───── Dataset content ─────
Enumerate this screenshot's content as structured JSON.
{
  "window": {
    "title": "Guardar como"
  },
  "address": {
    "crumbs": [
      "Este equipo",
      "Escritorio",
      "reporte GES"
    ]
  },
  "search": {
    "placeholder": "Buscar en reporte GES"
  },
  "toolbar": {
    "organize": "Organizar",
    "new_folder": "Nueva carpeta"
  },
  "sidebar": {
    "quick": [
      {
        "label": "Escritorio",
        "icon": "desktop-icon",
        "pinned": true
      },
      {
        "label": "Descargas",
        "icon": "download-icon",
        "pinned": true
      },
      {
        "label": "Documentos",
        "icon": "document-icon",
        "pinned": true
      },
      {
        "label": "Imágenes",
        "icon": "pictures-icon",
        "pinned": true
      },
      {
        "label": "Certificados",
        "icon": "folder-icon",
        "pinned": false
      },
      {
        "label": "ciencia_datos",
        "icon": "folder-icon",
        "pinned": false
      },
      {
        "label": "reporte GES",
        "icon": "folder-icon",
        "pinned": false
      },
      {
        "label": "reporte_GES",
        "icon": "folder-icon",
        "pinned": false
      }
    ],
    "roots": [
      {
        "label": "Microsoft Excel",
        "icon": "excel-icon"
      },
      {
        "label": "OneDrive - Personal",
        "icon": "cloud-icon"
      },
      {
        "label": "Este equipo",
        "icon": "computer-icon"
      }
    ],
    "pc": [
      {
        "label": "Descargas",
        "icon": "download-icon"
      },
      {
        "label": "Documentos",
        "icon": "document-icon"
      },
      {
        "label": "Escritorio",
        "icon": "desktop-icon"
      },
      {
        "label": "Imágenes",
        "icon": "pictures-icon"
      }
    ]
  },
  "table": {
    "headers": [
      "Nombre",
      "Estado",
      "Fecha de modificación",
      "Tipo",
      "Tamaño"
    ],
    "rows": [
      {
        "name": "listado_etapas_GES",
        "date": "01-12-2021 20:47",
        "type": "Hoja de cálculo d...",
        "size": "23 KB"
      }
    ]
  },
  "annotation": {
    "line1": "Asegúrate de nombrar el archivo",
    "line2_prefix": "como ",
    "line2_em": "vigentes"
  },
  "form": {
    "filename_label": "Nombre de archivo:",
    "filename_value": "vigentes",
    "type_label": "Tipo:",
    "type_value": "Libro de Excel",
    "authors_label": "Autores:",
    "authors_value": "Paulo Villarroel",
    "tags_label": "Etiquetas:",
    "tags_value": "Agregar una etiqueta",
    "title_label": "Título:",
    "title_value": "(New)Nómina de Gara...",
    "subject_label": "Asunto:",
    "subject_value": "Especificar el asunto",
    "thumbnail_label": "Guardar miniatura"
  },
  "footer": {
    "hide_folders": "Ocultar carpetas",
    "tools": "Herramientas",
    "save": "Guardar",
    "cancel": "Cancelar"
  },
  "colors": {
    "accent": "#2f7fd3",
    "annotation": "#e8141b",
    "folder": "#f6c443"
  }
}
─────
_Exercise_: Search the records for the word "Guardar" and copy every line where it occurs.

_Answer space_:
    "title": "Guardar como"
    "thumbnail_label": "Guardar miniatura"
    "save": "Guardar",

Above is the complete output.